DUNGEONS & DRAGONS
My husband and I started playing Dungeons & Dragons with a good friend Dave and his daughters. Yes, a Christian man is allowing his young daughters to play a game like that full of monsters, magic, and mayhem. There’s nothing wrong with it. Despite what a lot of religious people may think of D&D or Harry Potter or any other popular magic enthusiastic entertainment, it can be good, wholesome fun.
There are many attributes that playing a game like D&D can improve in a person.
1. Communication – This is a game where you have to be vocal about what your character is doing or your character is dead. In order for the Dungeon Master and other players to understand what you are trying to do, you have to relay your actions in explicit detail. Once you get the hang of communicating, those skills will transfer into other areas of your life. Dave said he used to be quite the wall flower, but playing D&D forced him out of his shell. He’s a more social person because of it.
2. Critical Thinking– Strategy is another important trait to have in order to survive in the world of D&D. You never know if that next corner you turn waits a fire beetle or a treasure chest. No matter what you find, you have to know how to act in an instant. It certainly keeps you on your toes.
3. Creativity/Story Telling– There is an incredible amount of creativity needed for the sake of character development. Before you begin playing the game, the first task is to create you character. You chose a race, occupation, class, powers, background, etc. Again, this require a great amount of detail. So, you have to be creative and know what traits would best benefit you character.
4. Math -There are many numbers to calculate in this game. Dice, points, square feet, etc. If you can’t already calculate numbers in your head, this game can train your brain to do so. I urge you not to use a calculator, because your brain can calculate much faster if you train it properly.

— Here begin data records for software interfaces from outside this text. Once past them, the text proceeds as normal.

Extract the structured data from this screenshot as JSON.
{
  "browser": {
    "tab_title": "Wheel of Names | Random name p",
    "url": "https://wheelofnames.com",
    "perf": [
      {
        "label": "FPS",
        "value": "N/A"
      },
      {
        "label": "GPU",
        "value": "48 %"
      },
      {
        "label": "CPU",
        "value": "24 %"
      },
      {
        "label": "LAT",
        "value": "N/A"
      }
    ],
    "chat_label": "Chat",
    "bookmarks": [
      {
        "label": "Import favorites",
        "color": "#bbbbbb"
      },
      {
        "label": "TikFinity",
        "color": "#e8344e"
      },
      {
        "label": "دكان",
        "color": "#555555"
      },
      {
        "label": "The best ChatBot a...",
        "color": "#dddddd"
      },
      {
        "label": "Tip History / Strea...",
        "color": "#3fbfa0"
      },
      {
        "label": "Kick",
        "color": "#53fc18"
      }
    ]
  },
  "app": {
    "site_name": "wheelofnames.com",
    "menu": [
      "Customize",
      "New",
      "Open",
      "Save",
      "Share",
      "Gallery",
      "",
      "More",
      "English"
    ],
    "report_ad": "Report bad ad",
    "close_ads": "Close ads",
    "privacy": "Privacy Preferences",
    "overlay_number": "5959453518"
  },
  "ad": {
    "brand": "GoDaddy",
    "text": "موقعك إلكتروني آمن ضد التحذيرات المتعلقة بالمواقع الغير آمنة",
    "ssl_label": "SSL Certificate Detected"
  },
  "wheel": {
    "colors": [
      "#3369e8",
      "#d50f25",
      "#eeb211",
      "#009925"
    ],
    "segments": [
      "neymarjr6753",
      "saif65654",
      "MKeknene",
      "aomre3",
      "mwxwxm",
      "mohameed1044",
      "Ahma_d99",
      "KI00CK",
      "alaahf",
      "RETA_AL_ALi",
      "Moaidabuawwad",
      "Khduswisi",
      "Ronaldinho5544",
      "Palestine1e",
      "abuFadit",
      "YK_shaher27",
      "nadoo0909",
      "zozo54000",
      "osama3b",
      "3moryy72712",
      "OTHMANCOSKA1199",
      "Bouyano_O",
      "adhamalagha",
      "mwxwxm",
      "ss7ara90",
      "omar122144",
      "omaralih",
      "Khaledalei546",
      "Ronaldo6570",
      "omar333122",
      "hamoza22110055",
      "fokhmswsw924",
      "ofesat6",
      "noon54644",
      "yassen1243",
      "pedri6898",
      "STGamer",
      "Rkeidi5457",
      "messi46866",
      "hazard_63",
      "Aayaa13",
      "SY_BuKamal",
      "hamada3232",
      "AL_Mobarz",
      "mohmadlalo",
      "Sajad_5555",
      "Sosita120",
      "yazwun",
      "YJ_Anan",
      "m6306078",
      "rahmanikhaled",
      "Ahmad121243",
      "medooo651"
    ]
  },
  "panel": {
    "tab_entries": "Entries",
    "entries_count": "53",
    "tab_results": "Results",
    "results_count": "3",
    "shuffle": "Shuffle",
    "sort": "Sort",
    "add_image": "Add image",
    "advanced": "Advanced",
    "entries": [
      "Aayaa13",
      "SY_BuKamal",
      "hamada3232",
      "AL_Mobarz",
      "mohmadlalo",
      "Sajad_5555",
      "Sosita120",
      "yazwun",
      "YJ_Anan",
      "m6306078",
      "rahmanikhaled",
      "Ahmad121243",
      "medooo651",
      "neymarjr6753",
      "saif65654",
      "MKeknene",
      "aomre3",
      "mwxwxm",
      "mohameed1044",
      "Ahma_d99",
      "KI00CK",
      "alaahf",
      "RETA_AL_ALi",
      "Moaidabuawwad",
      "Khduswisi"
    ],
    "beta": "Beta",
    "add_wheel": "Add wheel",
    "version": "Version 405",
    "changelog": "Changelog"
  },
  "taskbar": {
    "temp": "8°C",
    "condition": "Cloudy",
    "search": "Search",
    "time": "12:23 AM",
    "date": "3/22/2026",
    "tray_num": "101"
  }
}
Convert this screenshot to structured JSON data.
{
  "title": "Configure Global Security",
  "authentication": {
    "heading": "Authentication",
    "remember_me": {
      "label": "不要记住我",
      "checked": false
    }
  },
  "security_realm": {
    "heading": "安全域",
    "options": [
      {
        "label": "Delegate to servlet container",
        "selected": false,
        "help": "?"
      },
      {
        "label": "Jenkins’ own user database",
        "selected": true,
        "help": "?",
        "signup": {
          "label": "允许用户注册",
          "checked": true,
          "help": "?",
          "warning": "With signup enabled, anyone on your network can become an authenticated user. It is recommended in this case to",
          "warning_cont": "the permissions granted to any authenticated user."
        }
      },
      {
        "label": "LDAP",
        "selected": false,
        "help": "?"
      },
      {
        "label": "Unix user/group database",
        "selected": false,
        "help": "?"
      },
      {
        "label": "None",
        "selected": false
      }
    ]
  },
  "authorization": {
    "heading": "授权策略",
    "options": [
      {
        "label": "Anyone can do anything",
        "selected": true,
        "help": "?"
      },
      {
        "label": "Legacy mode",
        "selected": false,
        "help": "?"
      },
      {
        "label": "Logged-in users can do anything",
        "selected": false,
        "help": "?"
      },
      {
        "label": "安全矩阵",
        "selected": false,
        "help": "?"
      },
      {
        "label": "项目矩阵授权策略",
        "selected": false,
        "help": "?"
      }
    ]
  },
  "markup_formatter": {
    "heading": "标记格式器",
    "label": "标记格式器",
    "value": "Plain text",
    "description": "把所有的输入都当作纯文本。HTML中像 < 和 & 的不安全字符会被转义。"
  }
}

5. Sharing – Near the end of my group’s gaming we met and included another gamer who made a wonderful addition to the story. Plus, he brought many supplies that we beginners didn’t have and proved to be a tremendous help to our game. Despite some skepticism in allowing a stranger in our midst, we ended up happy to include him.
6. Discouragement of Gambling– All results depend on the luck of the dice. Sometimes, you roll an high number; more often, you roll a low number. It means the difference between killing a goblin and dropping your sword. It brings random luck in to perspective. Before you stop by a crabs table, take a set of dice and roll it 20 times. See how many rolls you can really guess.
7. Religion/Spirituality– Here’s where it gets controversial, but I find it the most important. The D&D deities. We all know that these gods are not real, and the players are not meant to worship them. They are a part of a story. They give the characters background and motivation. They give the characters morals and spirituality. What they don’t give is a reason to turn our backs on God over a game. My D&D group and I are all Christians. We use our spirituality from our faith and contribute it toward the story. We haven’t lost it.
D&D is a fantasy game. Nothing more, and it can be a lot of fun when you allow it to be.